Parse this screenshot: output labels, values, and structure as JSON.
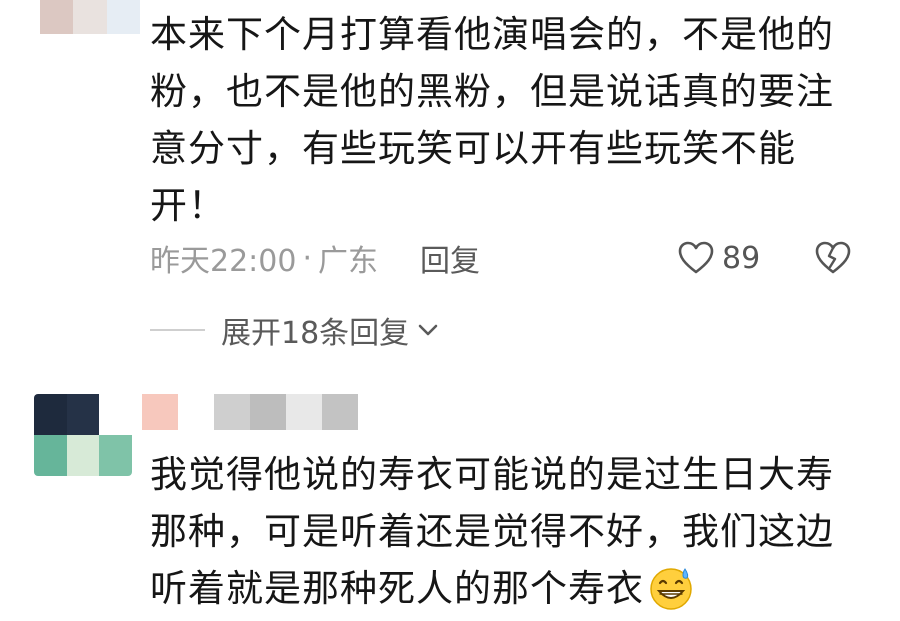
{
  "comment1": {
    "text_lines": [
      "本来下个月打算看他演唱会的，不是他的",
      "粉，也不是他的黑粉，但是说话真的要注",
      "意分寸，有些玩笑可以开有些玩笑不能",
      "开！"
    ],
    "time": "昨天22:00",
    "separator": "·",
    "location": "广东",
    "reply_label": "回复",
    "like_count": "89",
    "like_icon": "heart-outline-icon",
    "dislike_icon": "broken-heart-icon"
  },
  "expand_replies": {
    "label": "展开18条回复",
    "icon": "chevron-down-icon"
  },
  "comment2": {
    "text_lines": [
      "我觉得他说的寿衣可能说的是过生日大寿",
      "那种，可是听着还是觉得不好，我们这边",
      "听着就是那种死人的那个寿衣"
    ],
    "emoji": "sweat-grin-emoji-icon"
  },
  "colors": {
    "meta_gray": "#9a9a9a",
    "action_gray": "#5a5a5a",
    "text": "#161616"
  }
}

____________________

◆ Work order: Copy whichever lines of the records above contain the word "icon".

◆ Your solution:
    "like_icon": "heart-outline-icon",
    "dislike_icon": "broken-heart-icon"
    "icon": "chevron-down-icon"
    "emoji": "sweat-grin-emoji-icon"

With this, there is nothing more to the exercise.